**Problem description**: The reply has to contain each record exactly as written.
*** Source material ***
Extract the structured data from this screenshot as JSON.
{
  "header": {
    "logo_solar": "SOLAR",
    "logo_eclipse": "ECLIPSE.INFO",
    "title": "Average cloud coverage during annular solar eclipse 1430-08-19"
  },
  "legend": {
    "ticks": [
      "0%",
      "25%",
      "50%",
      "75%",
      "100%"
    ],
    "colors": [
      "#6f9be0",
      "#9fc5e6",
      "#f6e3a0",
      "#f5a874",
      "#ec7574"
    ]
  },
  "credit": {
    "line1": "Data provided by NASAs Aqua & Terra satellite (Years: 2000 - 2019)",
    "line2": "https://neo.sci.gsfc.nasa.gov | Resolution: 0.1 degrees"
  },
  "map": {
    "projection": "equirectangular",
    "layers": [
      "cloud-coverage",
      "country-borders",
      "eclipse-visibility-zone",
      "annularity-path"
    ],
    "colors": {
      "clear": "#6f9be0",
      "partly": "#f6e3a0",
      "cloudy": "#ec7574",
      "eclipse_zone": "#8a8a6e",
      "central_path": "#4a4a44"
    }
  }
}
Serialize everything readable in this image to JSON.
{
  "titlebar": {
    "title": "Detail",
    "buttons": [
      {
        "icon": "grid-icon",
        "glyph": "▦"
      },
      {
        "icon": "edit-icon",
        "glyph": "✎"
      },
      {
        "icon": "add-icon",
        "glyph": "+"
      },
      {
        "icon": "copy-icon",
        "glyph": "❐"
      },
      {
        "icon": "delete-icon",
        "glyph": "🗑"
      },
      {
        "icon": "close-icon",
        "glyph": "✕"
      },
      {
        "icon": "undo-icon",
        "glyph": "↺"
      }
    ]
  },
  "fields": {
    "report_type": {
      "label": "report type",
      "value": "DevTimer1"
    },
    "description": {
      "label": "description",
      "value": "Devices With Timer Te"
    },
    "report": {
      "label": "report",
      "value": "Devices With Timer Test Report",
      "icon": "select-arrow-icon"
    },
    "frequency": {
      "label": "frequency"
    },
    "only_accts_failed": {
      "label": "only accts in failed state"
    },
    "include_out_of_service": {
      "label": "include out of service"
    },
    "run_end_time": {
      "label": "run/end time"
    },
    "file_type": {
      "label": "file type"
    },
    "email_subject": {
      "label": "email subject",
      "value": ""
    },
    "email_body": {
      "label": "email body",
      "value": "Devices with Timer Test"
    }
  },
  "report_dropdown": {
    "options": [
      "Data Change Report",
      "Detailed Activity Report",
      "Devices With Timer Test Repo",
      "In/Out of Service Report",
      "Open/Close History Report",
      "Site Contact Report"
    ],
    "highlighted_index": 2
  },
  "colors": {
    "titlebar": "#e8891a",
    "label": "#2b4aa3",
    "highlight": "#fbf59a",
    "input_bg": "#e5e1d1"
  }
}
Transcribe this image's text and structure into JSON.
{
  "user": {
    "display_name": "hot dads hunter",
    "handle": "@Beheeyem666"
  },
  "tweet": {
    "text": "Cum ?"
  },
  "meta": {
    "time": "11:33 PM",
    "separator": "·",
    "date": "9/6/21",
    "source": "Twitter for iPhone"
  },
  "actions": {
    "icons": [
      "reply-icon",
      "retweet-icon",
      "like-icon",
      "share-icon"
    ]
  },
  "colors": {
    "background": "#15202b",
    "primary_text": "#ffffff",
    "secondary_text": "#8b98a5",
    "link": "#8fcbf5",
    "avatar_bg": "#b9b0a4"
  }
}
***
**Exercise result**:
Extract the structured data from this screenshot as JSON.
{
  "header": {
    "logo_solar": "SOLAR",
    "logo_eclipse": "ECLIPSE.INFO",
    "title": "Average cloud coverage during annular solar eclipse 1430-08-19"
  },
  "legend": {
    "ticks": [
      "0%",
      "25%",
      "50%",
      "75%",
      "100%"
    ],
    "colors": [
      "#6f9be0",
      "#9fc5e6",
      "#f6e3a0",
      "#f5a874",
      "#ec7574"
    ]
  },
  "credit": {
    "line1": "Data provided by NASAs Aqua & Terra satellite (Years: 2000 - 2019)",
    "line2": "https://neo.sci.gsfc.nasa.gov | Resolution: 0.1 degrees"
  },
  "map": {
    "projection": "equirectangular",
    "layers": [
      "cloud-coverage",
      "country-borders",
      "eclipse-visibility-zone",
      "annularity-path"
    ],
    "colors": {
      "clear": "#6f9be0",
      "partly": "#f6e3a0",
      "cloudy": "#ec7574",
      "eclipse_zone": "#8a8a6e",
      "central_path": "#4a4a44"
    }
  }
}
Serialize everything readable in this image to JSON.
{
  "titlebar": {
    "title": "Detail",
    "buttons": [
      {
        "icon": "grid-icon",
        "glyph": "▦"
      },
      {
        "icon": "edit-icon",
        "glyph": "✎"
      },
      {
        "icon": "add-icon",
        "glyph": "+"
      },
      {
        "icon": "copy-icon",
        "glyph": "❐"
      },
      {
        "icon": "delete-icon",
        "glyph": "🗑"
      },
      {
        "icon": "close-icon",
        "glyph": "✕"
      },
      {
        "icon": "undo-icon",
        "glyph": "↺"
      }
    ]
  },
  "fields": {
    "report_type": {
      "label": "report type",
      "value": "DevTimer1"
    },
    "description": {
      "label": "description",
      "value": "Devices With Timer Te"
    },
    "report": {
      "label": "report",
      "value": "Devices With Timer Test Report",
      "icon": "select-arrow-icon"
    },
    "frequency": {
      "label": "frequency"
    },
    "only_accts_failed": {
      "label": "only accts in failed state"
    },
    "include_out_of_service": {
      "label": "include out of service"
    },
    "run_end_time": {
      "label": "run/end time"
    },
    "file_type": {
      "label": "file type"
    },
    "email_subject": {
      "label": "email subject",
      "value": ""
    },
    "email_body": {
      "label": "email body",
      "value": "Devices with Timer Test"
    }
  },
  "report_dropdown": {
    "options": [
      "Data Change Report",
      "Detailed Activity Report",
      "Devices With Timer Test Repo",
      "In/Out of Service Report",
      "Open/Close History Report",
      "Site Contact Report"
    ],
    "highlighted_index": 2
  },
  "colors": {
    "titlebar": "#e8891a",
    "label": "#2b4aa3",
    "highlight": "#fbf59a",
    "input_bg": "#e5e1d1"
  }
}
Transcribe this image's text and structure into JSON.
{
  "user": {
    "display_name": "hot dads hunter",
    "handle": "@Beheeyem666"
  },
  "tweet": {
    "text": "Cum ?"
  },
  "meta": {
    "time": "11:33 PM",
    "separator": "·",
    "date": "9/6/21",
    "source": "Twitter for iPhone"
  },
  "actions": {
    "icons": [
      "reply-icon",
      "retweet-icon",
      "like-icon",
      "share-icon"
    ]
  },
  "colors": {
    "background": "#15202b",
    "primary_text": "#ffffff",
    "secondary_text": "#8b98a5",
    "link": "#8fcbf5",
    "avatar_bg": "#b9b0a4"
  }
}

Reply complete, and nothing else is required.